PROBLEM TO SOLVE – Please filter the entries for the word "this" and copy every line that has it.

■ ■ ■

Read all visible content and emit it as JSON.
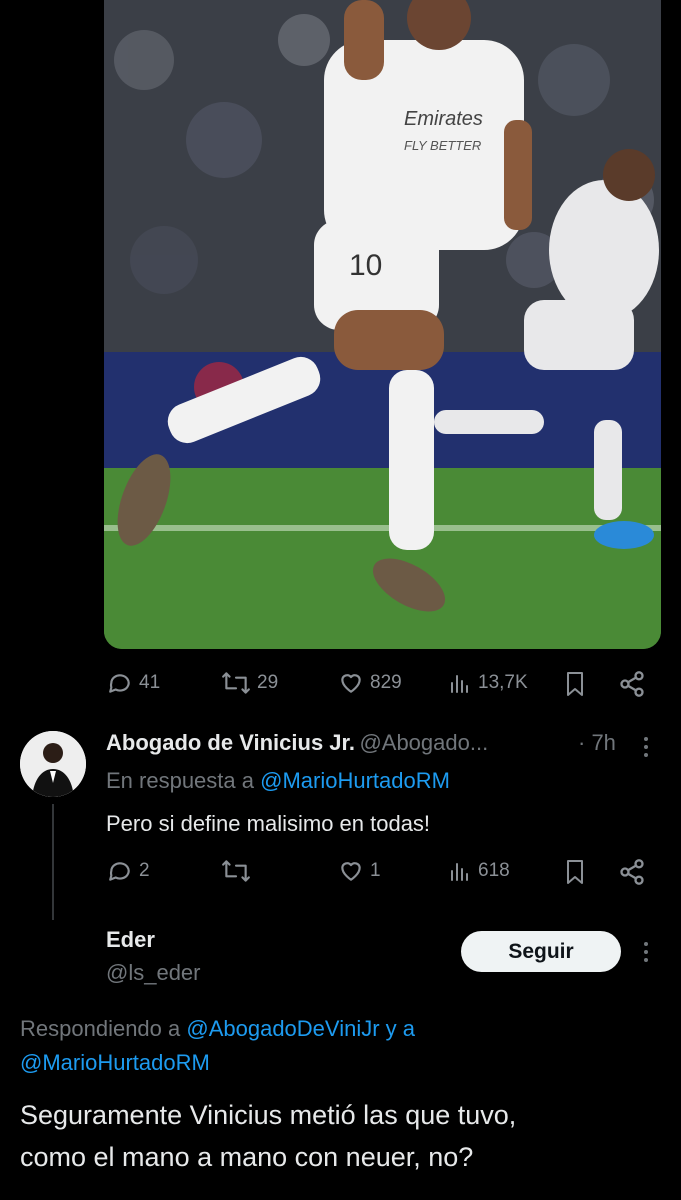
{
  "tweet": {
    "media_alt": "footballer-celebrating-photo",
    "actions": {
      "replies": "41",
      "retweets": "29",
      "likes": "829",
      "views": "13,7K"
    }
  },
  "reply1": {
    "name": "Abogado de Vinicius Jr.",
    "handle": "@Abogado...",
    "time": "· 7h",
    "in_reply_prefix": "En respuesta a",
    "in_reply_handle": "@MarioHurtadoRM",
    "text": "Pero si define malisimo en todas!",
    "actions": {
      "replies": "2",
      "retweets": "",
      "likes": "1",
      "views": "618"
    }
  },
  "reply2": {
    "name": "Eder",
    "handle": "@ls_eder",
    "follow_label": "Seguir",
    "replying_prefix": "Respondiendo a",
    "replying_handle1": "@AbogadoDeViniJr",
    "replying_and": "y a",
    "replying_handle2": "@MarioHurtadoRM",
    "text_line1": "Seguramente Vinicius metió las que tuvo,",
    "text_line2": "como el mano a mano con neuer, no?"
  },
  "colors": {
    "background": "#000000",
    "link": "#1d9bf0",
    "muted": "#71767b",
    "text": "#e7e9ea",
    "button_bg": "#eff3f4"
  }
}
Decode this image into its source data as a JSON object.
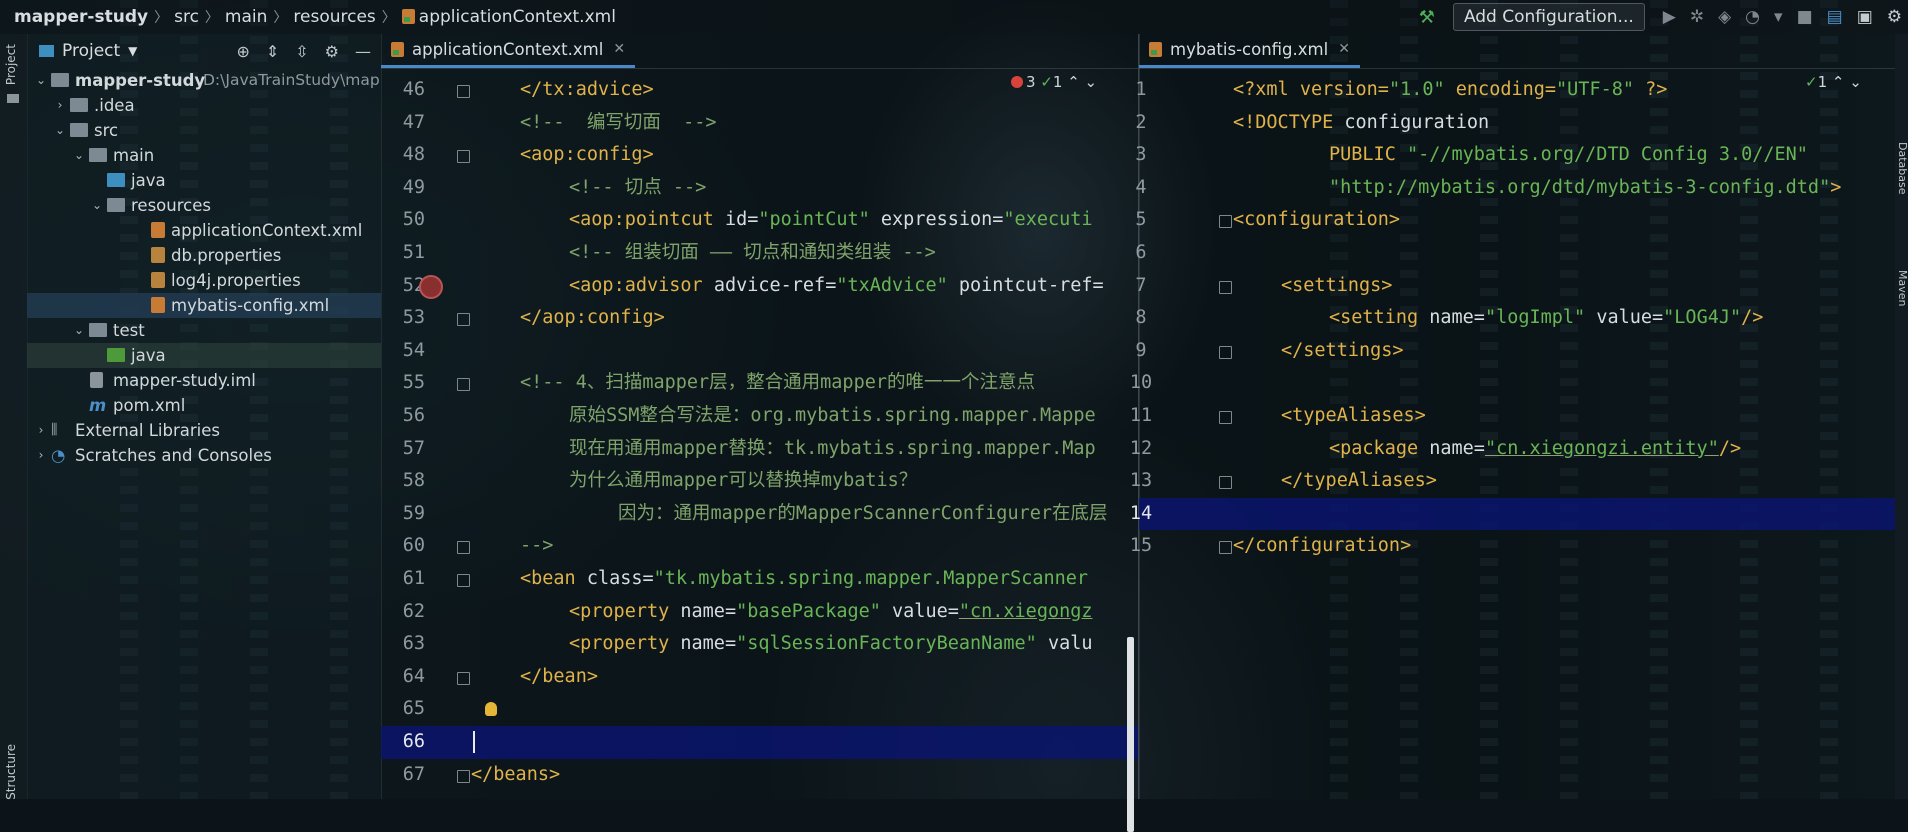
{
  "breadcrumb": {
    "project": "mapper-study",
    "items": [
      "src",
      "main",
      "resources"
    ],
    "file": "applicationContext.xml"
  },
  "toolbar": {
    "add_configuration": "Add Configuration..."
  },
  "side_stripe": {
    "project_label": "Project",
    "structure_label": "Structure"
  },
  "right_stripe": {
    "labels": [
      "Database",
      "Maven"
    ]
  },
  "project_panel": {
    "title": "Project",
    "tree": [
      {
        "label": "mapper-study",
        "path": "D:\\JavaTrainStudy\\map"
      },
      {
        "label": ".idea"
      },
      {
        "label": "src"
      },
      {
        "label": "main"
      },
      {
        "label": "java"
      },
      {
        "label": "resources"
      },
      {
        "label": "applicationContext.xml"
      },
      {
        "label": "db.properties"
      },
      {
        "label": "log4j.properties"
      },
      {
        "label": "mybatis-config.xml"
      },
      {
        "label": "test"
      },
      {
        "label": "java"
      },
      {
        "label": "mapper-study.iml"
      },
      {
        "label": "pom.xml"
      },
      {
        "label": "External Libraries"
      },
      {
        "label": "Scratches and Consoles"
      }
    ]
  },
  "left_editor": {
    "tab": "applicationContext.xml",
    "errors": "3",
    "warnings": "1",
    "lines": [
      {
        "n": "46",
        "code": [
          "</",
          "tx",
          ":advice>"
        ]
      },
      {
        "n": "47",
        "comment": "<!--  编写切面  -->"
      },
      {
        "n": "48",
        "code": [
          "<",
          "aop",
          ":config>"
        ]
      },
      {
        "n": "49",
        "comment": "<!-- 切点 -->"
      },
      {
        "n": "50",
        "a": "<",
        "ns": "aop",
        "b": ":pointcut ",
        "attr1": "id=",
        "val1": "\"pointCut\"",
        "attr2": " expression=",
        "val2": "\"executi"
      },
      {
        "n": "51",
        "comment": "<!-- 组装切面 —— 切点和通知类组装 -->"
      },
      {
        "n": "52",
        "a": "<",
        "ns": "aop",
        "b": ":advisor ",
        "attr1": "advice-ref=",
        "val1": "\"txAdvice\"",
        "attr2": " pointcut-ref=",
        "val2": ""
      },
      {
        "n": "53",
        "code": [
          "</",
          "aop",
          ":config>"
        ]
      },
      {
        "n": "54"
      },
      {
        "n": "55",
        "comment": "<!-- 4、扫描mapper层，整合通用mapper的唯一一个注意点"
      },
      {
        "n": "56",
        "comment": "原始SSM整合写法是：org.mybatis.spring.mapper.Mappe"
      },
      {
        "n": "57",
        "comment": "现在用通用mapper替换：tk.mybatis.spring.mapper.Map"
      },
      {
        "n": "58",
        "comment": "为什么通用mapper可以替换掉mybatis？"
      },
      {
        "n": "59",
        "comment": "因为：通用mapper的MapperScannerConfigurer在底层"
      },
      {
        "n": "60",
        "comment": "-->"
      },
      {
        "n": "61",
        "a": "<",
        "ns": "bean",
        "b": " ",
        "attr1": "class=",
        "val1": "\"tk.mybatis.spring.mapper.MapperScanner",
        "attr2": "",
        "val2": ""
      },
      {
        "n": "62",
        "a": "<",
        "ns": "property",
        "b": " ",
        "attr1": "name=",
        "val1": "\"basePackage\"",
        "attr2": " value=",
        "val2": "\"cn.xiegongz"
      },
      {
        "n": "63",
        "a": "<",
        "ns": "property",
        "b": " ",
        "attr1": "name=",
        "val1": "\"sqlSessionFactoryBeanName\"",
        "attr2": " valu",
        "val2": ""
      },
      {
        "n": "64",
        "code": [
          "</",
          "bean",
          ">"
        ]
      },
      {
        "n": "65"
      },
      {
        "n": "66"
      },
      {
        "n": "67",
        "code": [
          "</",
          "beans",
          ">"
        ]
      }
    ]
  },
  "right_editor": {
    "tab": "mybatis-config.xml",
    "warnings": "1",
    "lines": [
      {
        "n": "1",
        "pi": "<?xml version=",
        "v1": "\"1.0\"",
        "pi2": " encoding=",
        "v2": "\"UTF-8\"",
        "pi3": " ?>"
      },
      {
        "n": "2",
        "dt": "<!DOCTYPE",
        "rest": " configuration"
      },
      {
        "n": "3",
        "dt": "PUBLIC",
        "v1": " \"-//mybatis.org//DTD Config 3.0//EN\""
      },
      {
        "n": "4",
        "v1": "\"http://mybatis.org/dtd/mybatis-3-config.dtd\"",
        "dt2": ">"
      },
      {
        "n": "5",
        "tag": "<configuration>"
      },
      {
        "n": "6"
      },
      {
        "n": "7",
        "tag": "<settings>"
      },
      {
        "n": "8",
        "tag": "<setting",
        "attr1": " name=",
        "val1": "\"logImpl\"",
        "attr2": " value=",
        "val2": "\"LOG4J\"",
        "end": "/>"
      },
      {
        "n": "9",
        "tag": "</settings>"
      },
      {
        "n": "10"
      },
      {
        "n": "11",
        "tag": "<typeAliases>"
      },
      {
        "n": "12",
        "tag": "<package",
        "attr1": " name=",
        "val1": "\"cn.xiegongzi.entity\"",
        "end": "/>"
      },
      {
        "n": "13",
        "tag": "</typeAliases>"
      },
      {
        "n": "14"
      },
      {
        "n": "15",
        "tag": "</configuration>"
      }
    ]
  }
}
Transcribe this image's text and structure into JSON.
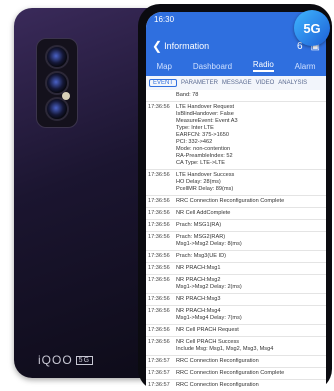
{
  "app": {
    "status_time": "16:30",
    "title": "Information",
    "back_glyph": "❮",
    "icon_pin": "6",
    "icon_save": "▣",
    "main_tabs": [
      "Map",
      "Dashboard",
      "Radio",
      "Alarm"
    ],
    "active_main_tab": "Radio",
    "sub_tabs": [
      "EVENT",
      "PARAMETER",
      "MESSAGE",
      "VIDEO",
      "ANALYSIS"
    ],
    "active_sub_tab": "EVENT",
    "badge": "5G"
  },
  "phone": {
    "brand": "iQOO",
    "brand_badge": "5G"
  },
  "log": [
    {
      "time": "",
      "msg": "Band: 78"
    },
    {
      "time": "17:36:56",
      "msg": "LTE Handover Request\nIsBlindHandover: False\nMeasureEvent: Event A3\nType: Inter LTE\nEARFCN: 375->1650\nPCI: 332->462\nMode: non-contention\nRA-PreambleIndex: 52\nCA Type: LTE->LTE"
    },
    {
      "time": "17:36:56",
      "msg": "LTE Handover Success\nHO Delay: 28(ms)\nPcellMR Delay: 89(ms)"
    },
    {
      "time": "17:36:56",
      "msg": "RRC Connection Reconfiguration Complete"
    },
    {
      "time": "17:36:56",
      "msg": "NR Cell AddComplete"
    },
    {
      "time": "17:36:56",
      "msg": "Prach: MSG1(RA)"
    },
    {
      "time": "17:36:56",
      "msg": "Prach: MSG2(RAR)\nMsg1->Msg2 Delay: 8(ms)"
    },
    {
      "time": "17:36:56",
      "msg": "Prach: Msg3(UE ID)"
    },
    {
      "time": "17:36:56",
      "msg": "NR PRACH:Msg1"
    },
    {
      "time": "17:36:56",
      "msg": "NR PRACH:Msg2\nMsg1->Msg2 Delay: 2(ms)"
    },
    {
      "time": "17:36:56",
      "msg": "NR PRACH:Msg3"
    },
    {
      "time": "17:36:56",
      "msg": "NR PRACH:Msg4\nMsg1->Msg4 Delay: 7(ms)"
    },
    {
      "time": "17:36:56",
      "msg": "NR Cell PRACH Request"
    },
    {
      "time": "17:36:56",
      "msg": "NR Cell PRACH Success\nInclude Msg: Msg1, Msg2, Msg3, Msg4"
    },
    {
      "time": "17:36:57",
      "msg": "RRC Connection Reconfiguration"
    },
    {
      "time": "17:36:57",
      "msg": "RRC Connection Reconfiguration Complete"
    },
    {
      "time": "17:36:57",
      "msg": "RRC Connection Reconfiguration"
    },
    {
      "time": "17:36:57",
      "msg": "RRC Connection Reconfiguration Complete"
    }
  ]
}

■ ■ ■

RESPONSE TO THE TASK –
Decode this image into its source data as a JSON object.
Transcribe this image's text and structure into JSON.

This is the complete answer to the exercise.